The heavy gauge oval fold-over rim cut with lozenges and flutes, raised on treble bobbin stem socle above an oval thick spreading pedestal, underneath with lemon squeeze foot detail.
Condition: Good untouched condition with no losses, wonderful age wear underneath base. Typically unmarked as Georgian pieces were not.
*Stunning and rare example of a piece of Irish Georgian History.
Width: (top rim, an impressive) 13” (33cm).
Height: 9.75" (24.5cm). Depth: (top rim) 9.25" (23.5cm).
Location: Dublin City, Ireland.
Affordable fixed charge Worldwide Store to door shipping.
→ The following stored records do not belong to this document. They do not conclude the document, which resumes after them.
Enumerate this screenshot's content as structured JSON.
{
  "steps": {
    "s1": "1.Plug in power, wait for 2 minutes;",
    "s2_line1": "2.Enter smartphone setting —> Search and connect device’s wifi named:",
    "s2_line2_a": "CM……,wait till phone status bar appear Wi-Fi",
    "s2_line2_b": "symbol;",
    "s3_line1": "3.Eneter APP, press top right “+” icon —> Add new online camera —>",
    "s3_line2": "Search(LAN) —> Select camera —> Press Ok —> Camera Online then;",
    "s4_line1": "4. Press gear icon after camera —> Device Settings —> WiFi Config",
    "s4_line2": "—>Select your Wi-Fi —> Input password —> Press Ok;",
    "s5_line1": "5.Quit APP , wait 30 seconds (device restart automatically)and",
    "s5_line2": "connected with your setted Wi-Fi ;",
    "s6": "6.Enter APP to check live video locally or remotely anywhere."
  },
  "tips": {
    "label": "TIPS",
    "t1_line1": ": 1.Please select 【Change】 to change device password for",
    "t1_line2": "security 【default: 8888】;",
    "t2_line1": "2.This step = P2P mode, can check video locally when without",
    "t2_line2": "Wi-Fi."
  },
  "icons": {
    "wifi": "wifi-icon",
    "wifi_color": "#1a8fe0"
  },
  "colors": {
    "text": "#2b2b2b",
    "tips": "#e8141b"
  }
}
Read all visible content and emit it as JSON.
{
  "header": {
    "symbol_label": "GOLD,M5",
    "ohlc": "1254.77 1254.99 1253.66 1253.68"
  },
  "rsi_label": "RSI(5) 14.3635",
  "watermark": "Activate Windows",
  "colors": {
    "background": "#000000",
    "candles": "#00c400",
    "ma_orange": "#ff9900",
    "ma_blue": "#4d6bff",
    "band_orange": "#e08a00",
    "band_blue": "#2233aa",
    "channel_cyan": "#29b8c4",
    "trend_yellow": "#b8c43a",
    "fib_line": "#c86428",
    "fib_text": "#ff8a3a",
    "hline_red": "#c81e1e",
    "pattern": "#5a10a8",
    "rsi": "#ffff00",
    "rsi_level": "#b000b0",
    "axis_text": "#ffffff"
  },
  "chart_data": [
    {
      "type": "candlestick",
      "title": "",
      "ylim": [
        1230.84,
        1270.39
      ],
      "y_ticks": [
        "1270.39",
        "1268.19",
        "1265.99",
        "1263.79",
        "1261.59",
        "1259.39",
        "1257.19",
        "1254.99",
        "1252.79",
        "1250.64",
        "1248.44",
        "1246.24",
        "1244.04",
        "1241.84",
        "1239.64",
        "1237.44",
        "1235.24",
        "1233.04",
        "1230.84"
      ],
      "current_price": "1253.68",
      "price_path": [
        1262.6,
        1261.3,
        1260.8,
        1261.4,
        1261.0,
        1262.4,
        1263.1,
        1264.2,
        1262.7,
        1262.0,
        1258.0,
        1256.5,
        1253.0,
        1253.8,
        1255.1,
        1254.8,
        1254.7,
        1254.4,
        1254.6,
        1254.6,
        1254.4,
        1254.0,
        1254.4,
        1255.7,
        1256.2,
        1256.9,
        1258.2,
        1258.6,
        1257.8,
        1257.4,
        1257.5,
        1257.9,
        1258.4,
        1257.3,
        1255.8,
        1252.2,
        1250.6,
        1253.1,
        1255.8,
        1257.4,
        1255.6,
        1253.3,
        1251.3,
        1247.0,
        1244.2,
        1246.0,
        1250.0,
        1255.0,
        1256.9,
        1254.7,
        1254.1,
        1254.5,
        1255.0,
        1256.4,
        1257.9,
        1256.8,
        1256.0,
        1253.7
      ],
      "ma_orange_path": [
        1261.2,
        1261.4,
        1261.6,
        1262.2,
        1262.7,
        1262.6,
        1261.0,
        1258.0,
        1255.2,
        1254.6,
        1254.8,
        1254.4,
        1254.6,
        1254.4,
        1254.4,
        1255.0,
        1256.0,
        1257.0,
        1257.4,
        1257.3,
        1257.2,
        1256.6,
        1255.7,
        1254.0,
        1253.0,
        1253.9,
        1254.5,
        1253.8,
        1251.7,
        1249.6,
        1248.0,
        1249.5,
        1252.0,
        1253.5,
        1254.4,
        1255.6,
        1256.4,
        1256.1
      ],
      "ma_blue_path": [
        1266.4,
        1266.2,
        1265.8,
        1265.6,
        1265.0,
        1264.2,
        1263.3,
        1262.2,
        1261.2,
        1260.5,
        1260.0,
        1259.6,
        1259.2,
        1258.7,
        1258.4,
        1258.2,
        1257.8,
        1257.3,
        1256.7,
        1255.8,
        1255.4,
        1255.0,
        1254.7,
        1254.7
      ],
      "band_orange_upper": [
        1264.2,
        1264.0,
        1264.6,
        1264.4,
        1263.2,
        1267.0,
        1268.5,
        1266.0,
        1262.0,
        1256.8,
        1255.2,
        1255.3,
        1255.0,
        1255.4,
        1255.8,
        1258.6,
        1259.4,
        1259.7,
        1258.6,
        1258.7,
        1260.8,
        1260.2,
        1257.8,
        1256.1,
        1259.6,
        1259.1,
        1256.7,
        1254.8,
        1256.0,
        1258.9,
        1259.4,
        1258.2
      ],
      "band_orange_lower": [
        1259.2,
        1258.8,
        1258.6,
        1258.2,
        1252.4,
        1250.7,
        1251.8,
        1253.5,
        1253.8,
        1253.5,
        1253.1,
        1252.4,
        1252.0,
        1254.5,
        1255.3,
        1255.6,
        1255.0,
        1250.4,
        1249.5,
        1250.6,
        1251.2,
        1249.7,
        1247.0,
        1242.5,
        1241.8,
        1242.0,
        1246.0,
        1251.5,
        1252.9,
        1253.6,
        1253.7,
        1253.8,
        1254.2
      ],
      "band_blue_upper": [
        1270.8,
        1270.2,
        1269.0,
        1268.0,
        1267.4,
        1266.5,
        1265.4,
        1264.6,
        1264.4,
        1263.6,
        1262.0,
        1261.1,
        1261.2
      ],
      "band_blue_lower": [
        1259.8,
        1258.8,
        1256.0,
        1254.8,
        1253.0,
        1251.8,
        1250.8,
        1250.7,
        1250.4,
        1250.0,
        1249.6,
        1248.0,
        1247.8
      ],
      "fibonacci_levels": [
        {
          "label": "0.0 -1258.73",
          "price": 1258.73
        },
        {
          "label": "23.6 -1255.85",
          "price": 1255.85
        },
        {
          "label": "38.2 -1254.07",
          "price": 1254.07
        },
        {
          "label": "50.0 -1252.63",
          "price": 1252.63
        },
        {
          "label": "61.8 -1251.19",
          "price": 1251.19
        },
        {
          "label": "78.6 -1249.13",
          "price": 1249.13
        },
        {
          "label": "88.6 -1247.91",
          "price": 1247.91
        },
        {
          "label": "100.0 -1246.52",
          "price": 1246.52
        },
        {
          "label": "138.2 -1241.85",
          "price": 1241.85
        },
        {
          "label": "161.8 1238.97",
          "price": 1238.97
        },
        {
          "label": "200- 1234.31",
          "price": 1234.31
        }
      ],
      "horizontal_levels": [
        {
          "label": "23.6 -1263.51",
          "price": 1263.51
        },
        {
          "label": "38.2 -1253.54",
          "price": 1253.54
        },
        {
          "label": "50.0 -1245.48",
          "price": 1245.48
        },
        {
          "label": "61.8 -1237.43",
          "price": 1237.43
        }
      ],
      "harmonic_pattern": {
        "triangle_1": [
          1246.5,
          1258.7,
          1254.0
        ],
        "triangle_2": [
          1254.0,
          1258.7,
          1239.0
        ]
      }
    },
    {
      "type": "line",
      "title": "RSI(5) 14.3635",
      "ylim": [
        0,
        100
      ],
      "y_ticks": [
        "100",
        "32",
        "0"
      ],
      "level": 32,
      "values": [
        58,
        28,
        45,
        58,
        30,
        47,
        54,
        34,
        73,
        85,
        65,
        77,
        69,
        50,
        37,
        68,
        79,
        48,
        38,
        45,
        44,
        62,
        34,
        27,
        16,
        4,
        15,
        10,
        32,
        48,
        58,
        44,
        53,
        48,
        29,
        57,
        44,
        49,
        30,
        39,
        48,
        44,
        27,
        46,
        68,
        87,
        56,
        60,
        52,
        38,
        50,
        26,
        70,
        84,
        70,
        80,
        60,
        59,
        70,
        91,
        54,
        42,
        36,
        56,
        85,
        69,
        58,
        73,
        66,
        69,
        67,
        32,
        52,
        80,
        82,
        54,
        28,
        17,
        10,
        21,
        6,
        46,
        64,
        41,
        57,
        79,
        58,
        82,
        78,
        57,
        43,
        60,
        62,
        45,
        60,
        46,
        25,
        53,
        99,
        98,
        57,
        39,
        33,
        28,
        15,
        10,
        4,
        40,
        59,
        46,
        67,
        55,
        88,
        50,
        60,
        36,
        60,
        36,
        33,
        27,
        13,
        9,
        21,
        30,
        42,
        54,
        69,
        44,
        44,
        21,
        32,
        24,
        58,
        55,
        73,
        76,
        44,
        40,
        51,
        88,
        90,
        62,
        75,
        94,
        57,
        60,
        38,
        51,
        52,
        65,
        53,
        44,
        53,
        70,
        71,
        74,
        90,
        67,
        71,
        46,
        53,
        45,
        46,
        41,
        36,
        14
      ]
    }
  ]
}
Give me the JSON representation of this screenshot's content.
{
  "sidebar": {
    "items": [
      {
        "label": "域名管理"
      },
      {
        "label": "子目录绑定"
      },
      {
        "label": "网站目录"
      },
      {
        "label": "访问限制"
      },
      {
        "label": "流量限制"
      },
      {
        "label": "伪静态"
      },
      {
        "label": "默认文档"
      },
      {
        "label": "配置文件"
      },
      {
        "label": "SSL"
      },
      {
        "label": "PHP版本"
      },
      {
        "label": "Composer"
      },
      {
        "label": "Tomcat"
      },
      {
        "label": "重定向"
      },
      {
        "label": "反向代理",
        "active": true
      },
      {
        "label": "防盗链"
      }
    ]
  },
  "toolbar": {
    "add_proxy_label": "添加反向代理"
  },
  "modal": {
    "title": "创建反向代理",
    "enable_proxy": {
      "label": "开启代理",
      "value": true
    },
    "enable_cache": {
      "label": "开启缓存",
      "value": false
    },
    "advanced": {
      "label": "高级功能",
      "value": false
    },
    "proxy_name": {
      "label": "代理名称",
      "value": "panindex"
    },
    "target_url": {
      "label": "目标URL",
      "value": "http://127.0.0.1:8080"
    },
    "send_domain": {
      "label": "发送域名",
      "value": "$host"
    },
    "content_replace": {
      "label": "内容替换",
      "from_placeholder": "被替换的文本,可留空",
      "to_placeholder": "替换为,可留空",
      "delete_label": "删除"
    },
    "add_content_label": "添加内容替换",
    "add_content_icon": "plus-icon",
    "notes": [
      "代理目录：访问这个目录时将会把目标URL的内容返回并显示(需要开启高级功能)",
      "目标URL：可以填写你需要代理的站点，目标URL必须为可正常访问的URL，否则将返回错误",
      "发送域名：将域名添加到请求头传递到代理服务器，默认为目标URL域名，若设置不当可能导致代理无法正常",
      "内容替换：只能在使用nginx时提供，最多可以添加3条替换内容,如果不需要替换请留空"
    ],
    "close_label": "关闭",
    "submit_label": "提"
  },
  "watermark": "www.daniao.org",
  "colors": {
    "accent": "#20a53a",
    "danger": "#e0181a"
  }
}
The history of Irish Hand Cut Crystal goes back to the late 17th century. George Ravenscroft started the tradition in 1676. The glassmaker added lead oxide to the silicates that make up the molten glass. The process achieved a softness that allowed the glass to be blown and carved while remaining hard and clear as it cooled. The first crystal factory in Ireland opened in County Tyrone in 1771.
The Creation of Waterford Crystal
The Waterford Crystal we know today back in 1783 with George and William Penrose. Their vision was to “create the finest quality crystal for drinking vessels and decorative objects of beauty for the home.”
The Penrose brothers sought the expertise of renowned glassmaker John Hill in 1785. Hill that began the process of polishing the glass to give the unique Waterford Crystal shine now known the world over. Hill left Waterford in 1788 after a major disagreement with the Penrose brothers. Waterford cut glass was already being exported to the United Kingdom and USA at this time as its popularity grew.
William Penrose passed away in 1796 and the business was sold two years later to James Ramsey, Ambrose Barcroft and Jonathan Gatchell. Gatchell later became the sole owner of the company until his death in 1823. His son George formed a partnership with George Saunders which would last until 1848. However, the business suffered during this period due to new duties imposed on the manufacture and exportation of glass. The factory ceased production in 1851. George Gatchell relocated to England where he lived until his death 30 years later.
We are pleased to offer this rare quality piece of Irish history for sale on-line.